In the twilight of his career, he expanded his game from a slicing and half volley style backhand to now include a flat and topspin backhand. Some would attribute a few of his last majors to the inclusion of these shots. Reinvention and expansion helped Sampras to positively adapt to tennis.

As a very amateur athlete, there was time when my game required reinvention. I saw how wrestlers dominated in No Gi, in MMA, and were only slightly diminished by the Gi. I then saw the Gi as a straightjacket for progress and abandoned it in an effort to address and resolve the dilemma that wrestlers pose to the BJJ player.

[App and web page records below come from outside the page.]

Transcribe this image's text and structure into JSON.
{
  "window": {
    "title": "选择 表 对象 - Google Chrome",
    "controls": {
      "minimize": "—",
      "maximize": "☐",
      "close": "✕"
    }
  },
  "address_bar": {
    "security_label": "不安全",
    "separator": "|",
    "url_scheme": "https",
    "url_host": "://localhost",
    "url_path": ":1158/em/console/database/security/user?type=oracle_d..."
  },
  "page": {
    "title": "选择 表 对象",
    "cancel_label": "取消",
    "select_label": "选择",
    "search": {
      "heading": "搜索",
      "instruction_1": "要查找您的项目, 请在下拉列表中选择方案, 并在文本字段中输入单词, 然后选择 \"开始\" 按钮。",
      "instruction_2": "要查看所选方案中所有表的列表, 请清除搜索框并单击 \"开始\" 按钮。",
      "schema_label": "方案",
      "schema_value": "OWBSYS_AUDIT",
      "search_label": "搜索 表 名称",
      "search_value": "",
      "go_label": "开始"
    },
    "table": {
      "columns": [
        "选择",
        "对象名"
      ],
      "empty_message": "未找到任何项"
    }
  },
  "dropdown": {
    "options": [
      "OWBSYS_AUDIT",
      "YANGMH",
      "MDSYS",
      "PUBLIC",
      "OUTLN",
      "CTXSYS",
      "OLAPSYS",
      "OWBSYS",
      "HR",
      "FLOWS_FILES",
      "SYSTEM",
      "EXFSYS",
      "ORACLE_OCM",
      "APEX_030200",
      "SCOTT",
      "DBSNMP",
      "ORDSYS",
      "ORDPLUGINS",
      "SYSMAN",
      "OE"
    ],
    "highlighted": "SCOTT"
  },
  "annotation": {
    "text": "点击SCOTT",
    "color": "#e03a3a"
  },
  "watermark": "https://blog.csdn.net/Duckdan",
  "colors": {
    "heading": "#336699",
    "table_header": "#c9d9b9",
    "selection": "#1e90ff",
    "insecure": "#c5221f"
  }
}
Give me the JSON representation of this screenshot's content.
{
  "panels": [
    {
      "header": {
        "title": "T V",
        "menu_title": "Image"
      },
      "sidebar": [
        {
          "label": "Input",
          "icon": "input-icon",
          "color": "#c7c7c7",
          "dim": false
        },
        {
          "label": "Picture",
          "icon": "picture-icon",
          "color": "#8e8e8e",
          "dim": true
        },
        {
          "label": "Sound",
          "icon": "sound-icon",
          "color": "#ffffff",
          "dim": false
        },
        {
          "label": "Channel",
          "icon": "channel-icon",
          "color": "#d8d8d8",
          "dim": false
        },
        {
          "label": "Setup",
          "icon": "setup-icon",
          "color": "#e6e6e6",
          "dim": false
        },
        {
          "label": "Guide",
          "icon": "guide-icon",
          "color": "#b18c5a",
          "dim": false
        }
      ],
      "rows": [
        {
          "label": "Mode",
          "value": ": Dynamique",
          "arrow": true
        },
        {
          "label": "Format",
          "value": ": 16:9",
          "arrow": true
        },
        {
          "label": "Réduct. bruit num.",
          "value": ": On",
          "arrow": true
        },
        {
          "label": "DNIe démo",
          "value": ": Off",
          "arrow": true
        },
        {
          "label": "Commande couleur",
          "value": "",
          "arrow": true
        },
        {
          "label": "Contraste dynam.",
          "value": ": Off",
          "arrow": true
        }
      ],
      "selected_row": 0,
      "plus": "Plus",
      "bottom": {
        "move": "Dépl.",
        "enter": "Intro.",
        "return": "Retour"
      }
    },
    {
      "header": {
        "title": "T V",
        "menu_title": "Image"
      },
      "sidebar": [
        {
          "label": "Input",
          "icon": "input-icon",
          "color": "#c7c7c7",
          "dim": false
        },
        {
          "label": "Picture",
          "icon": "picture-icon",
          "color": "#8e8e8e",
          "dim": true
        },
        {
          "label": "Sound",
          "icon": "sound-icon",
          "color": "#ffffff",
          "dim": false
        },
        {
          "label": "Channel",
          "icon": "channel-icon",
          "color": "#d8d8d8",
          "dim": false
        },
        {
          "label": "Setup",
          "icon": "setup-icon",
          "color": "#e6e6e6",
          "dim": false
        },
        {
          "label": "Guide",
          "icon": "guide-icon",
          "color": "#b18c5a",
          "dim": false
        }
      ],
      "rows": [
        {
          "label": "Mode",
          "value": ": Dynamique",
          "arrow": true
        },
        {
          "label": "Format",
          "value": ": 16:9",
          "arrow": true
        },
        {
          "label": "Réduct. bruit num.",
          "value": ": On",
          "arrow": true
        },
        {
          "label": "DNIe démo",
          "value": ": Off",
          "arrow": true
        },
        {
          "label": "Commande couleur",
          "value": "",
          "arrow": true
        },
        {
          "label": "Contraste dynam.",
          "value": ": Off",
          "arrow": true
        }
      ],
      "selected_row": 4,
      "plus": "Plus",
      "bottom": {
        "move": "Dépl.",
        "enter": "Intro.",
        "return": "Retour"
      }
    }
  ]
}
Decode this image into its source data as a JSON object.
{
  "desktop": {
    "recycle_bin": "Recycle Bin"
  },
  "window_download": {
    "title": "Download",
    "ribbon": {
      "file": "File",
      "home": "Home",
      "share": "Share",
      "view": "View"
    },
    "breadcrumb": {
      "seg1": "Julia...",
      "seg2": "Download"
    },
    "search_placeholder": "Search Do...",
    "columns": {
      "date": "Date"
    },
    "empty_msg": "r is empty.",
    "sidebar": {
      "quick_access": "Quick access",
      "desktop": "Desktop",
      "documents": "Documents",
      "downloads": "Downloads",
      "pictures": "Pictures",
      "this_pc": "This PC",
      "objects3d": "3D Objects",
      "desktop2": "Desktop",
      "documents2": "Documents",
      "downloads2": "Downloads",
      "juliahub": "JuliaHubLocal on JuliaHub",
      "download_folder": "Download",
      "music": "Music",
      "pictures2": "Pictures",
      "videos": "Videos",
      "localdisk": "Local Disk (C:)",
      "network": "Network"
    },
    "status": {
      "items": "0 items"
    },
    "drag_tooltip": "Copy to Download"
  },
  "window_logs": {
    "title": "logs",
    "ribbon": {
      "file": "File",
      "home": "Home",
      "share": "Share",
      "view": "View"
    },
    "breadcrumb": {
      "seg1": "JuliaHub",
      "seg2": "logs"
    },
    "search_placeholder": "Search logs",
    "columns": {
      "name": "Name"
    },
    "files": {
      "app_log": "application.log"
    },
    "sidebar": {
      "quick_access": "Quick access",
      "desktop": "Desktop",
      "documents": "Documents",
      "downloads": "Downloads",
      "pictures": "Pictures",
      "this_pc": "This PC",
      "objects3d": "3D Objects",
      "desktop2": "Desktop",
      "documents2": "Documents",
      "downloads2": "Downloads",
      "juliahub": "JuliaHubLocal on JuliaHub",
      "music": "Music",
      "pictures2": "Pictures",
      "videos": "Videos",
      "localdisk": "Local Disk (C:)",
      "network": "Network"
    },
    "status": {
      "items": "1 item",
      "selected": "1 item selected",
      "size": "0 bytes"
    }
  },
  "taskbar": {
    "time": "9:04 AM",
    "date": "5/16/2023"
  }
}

Over time, I have had to both contract and expand my reportoire in response to this challenge. I stay the course because I believe that principally Jiu-Jitsu, and the purest Martial Arts have an answer to the eldest of Martial Arts. While I need further expansion, I feel no need for reinvention. I don’t think a BJJ player has to become a wrestler to beat a wrestler.

The BJ Penn I saw in Penn Edgar 3 was a reinvention…a reinvention that didn’t work. That’s OK. While I hate watching someone do something that doesn’t work, I hate watching someone repeat something that doesn’t work. I think BJ has been guilty of that in times past.

The mat, the ring, and life offer us the same problem that BJ faced. To remain extant, we will need to reinvent, expand or contract in order to positively adapt. If we can’t, we’ll become extinct. If BJ Penn’s losses and ultimate retirement, he reminded us how to live.